Data for review Block Start

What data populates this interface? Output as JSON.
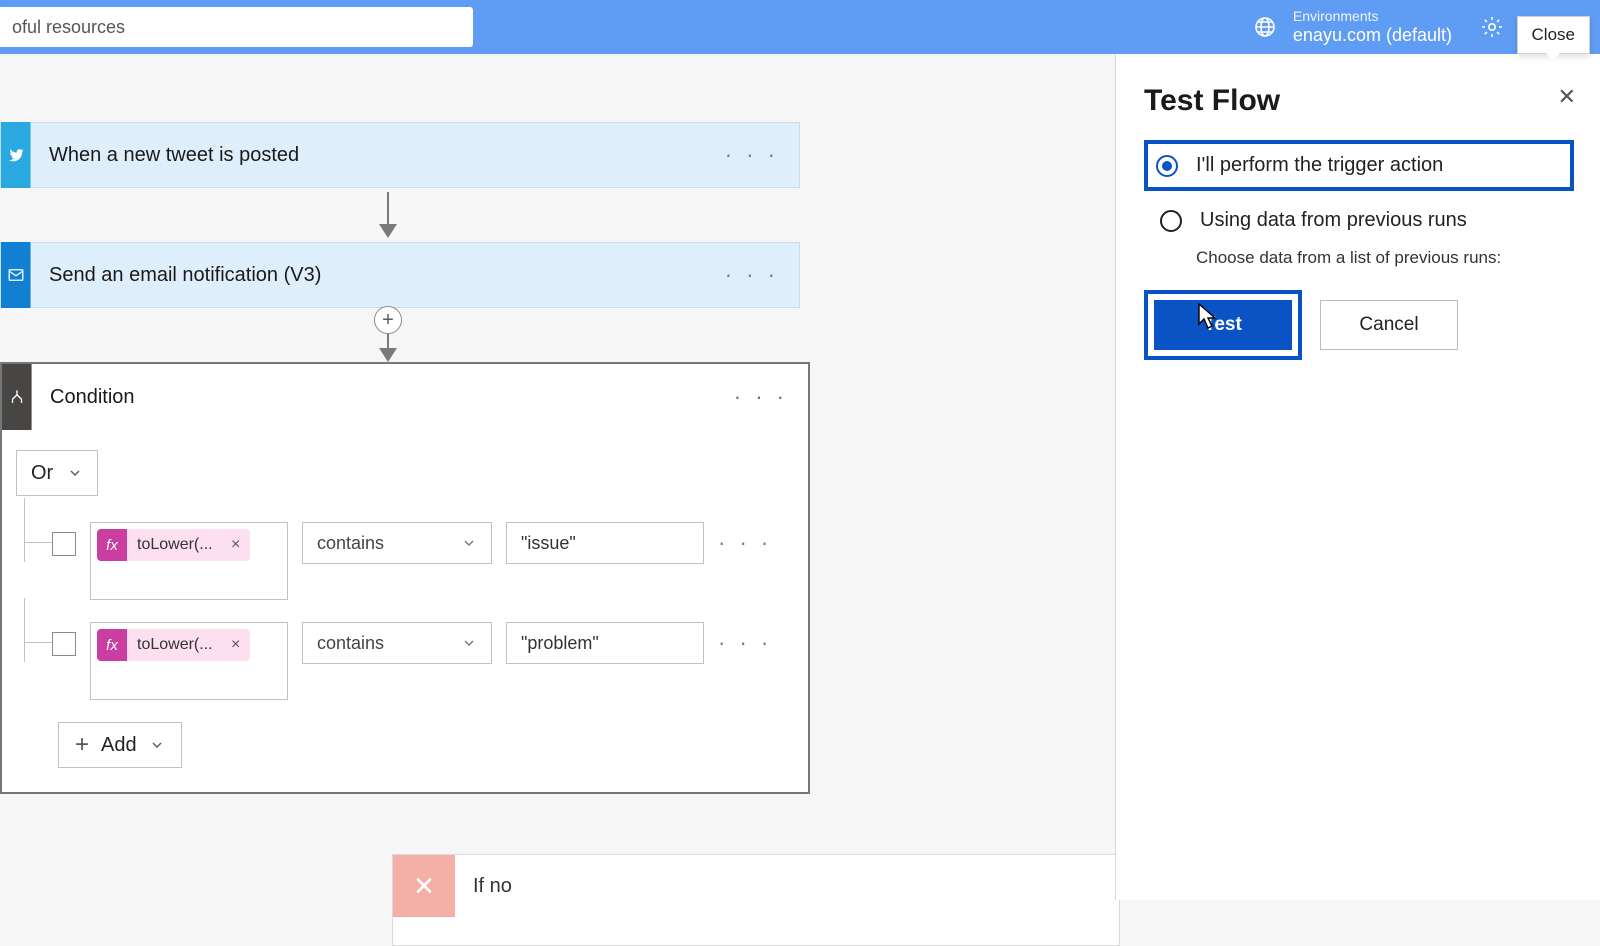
{
  "header": {
    "search_text": "oful resources",
    "env_label": "Environments",
    "env_value": "enayu.com (default)",
    "close_tooltip": "Close"
  },
  "flow": {
    "steps": [
      {
        "title": "When a new tweet is posted"
      },
      {
        "title": "Send an email notification (V3)"
      }
    ],
    "condition": {
      "title": "Condition",
      "group_operator": "Or",
      "rules": [
        {
          "token": "toLower(...",
          "operator": "contains",
          "value": "\"issue\""
        },
        {
          "token": "toLower(...",
          "operator": "contains",
          "value": "\"problem\""
        }
      ],
      "add_label": "Add"
    },
    "branch_no": "If no"
  },
  "panel": {
    "title": "Test Flow",
    "opt1": "I'll perform the trigger action",
    "opt2": "Using data from previous runs",
    "opt2_sub": "Choose data from a list of previous runs:",
    "test_btn": "Test",
    "cancel_btn": "Cancel"
  }
}
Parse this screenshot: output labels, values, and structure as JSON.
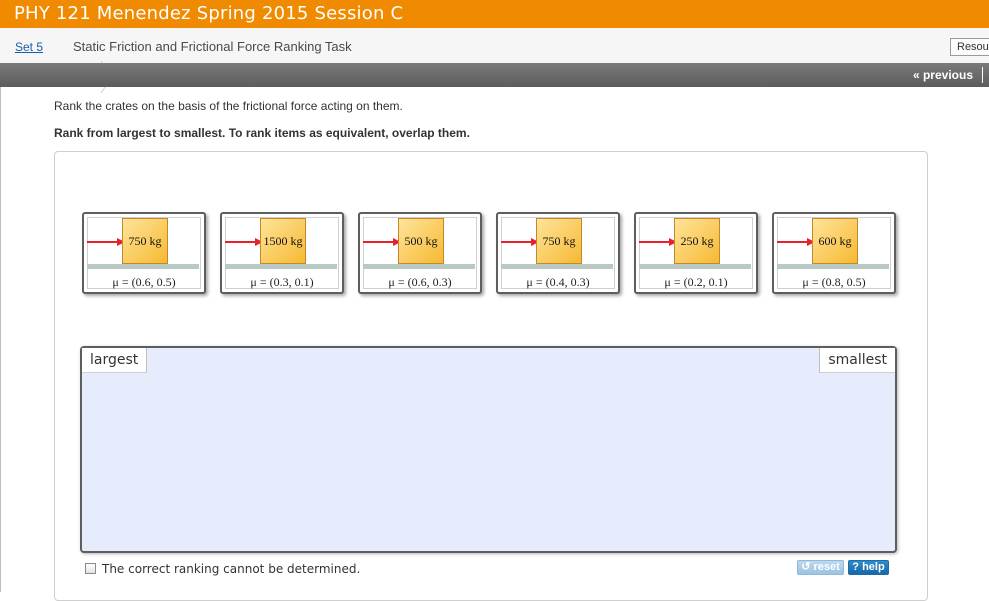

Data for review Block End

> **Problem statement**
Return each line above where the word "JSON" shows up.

> **Answer to the problem**
What data populates this interface? Output as JSON.
Parse this screenshot: output labels, values, and structure as JSON.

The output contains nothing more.